Status Update and Introducing the "Tree-Completeness Number" or "TCN"

Names Added Since Last Update:
Bankoski, Bankowski

Ciesiewicz, Cuenim, Cweykurkow, Cwiklinski, Czarapata

Dalecke, Depcinski, Dobrowski, Domagalow, Dominiak, Drew, Drzewiecki, Durka, Dzieminska, Dzik,




Jakubiak, Jarlowski, Jereczek

Kempka, Klemens, Kuligowski

Lass, Lubinsky

Maciejczak, Maiczak, Majchrzak, Malicki, Mietlicka, Milosch, Mindak, Mokelke, Murawsk, Muszynski,

Nalepinski, Niemiec, Nowaczyk


Pankau, Paczesniak, Perszyk, Placzek, Ploszaj, Podorowski, Popinski, Poprok, Potrikus Powicki

Raszk, Rataj, Ratajczyk, Remba, Rozmiarek

Schooter, Sienko, Smolterowicz, Soczynski, Stamczyk, Strzeminski, Sturomski, Suwalow, Szczerbiak, Szeliga, Szpera, Szumski


Wask, Wesolowski, Widkowski, Wodkowski, Wroclawiak


Changed  Szyperska to Szyperski
Corrected Koltaniak to Koltoniak

Number of Profiles Added Since Last Update:  At least 767
New Intra-Connections (Paths from Lucht to Fons):

44.     ....Carl Drewicz > mother, Theresa (Janusz) Drewicz > sister, Irene (Janusz) Parchim > husband, Anton R. Parchim > sister, Rose (Andraszczyk) Parchim > husband, Roman Andraszczyk....

45.     ....Ignatz Kobza > son, Henry Kobza > daughter, PRIVATE (Kobza) Galaska > husband, PRIVATE Galaska > mother, Rose (Samolinski) Galaska > mother, Catherine (Andraszczyk) Samolinski > brother, Frank Andraszczyk

46.     ....Martha (Grosz) Kobza > daughter, Clemetine (Kobza) Michalski > husband, Arthur Michalski > sister, Eleanor (Michalski) Kurzynski > husband, Alponse Kurzynski > brother, Walter Kurzynski > son , PRIVATE Kurzynski > wife, PRIVATE (Galaska) Kurzynski > mother, Rose (Samolinski) Galaska....

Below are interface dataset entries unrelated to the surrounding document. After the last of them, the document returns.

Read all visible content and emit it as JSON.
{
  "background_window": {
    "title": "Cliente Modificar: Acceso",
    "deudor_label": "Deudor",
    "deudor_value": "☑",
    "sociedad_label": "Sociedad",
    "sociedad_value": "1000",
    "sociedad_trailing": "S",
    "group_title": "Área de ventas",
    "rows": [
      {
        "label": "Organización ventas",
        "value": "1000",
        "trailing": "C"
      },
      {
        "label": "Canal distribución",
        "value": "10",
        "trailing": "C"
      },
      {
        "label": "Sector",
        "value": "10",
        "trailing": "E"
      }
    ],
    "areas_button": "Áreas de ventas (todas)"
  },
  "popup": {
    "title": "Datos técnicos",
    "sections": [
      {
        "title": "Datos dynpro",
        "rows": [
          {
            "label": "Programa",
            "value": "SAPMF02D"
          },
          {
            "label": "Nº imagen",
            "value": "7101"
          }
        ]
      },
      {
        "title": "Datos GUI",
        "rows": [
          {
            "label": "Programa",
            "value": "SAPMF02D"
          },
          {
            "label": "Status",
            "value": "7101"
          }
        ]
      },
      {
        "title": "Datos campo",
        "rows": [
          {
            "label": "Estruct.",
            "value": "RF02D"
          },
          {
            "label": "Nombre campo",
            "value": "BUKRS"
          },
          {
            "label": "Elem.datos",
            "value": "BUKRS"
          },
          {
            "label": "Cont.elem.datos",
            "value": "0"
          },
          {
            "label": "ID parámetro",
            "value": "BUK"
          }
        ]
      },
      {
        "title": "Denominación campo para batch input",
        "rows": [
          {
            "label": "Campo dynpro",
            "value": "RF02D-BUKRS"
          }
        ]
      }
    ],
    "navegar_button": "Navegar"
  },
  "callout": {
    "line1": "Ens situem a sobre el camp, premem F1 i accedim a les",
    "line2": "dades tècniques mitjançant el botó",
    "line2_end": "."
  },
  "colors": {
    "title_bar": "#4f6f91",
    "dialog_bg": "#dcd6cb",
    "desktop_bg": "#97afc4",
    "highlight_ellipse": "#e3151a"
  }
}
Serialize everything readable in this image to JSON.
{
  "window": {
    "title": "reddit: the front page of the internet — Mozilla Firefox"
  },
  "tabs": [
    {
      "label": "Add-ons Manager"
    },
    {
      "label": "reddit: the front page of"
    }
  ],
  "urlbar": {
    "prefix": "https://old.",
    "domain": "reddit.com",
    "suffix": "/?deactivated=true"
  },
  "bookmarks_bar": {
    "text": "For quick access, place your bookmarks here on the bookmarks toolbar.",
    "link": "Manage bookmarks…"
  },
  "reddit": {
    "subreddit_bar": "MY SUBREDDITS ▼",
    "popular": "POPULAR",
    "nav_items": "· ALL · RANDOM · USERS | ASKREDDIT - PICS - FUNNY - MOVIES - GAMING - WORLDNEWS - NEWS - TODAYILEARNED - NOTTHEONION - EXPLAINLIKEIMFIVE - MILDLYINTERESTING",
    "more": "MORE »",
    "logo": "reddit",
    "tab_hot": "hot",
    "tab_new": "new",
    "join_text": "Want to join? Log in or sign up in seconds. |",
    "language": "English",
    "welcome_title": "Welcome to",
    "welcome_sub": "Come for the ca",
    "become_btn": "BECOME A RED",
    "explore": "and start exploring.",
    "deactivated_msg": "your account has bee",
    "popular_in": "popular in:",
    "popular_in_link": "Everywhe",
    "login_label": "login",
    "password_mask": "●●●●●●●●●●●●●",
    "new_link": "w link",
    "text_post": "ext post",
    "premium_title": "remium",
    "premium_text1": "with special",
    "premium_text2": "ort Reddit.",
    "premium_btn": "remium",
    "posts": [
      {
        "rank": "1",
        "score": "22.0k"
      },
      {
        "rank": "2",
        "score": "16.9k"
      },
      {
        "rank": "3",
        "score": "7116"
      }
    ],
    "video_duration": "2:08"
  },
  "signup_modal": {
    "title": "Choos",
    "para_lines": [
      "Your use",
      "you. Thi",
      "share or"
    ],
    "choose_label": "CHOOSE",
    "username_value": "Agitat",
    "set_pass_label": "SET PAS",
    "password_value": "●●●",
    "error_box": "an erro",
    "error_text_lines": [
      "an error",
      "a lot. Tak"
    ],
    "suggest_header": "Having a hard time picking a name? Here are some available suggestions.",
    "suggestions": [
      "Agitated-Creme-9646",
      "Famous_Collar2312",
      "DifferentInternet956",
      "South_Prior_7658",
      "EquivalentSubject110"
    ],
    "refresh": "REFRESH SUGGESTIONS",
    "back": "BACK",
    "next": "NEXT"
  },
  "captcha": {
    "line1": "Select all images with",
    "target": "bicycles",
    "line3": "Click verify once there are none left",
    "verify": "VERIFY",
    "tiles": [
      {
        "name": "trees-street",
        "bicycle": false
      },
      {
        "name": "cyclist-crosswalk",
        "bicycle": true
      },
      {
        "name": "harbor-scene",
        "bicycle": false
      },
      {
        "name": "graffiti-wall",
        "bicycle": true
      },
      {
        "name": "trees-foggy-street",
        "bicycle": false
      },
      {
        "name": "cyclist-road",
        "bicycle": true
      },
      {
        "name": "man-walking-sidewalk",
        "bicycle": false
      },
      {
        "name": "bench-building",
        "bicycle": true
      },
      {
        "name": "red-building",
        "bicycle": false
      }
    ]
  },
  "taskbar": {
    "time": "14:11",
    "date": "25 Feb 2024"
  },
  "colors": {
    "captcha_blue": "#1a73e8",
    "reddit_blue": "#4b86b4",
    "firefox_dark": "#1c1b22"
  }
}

47.     ....Blase Kuzba > brother, Antoni Kuzba > daughter, Helen (Kuzba) Gapinski > husband, Casper [Casimer] Gapinski > sister, Blanche (Gapinski) Kuzba > son, Irvin Kuzba ....

48.     ....Joanna (Sromalla) Maciejewski > daughter, Antionette (Maciejewski) Wierzbinski > mother, Elizabeth (Ruszkiewicz) Wierzbinski > brother Frank Ruszkiewicz (I)....

49.     ....Valentine Perlaczynski > mother, Michalina [Minnie] (Markowski) [Perlaczynski] Kowalkowski > brother, Joseph Markowski > daughter, Ester (Markowski) [Wamser] Bonk > husband, Edmond Bonk > brother, Richard Bonk > wife, Mary (Walczak) Bonk > sister, Sylvia (Walczak) Kitzki > husband, PRIVATE Kitzki > father, Andre Kitzki > father, Stanley Kitzke...

TCN:  12.67
Last month's (January, 2012) TCN:  18.75
The "TCN" or "Tree-Completeness Number" is the ratio between new names added to the number of new connections discovered. It is supposed to be a very rough measure of the progress toward the goal of showing all the connections between the families of Milwaukee Polonia, 1850 to 1945.  The theory behind this number is that the Milwaukee Polonia Project can be compared to a giant jig-saw puzzle.  When you just start on a jig-saw puzzle you are just connecting one piece to one piece.  However, as the puzzle fills in, the new piece you add will more often connect to two pieces at the same time.

In this project, adding a new name to the list represents a puzzle piece that just connects to one other piece.  In contrast, a new Intra-connection is a puzzle piece that connects to two pieces at the same time.   Thus, as the ratio between the number of new names to Intra-connections drops (i.e., the TCN gets smaller) that is an indication that the tree is becoming more complete.

This is a very rough measure.  Therefore, I expect to be quite a bit of variation in the TCN from month to month.  However, I expect that the trend of the TCN will be an ever smaller number.  We shall see.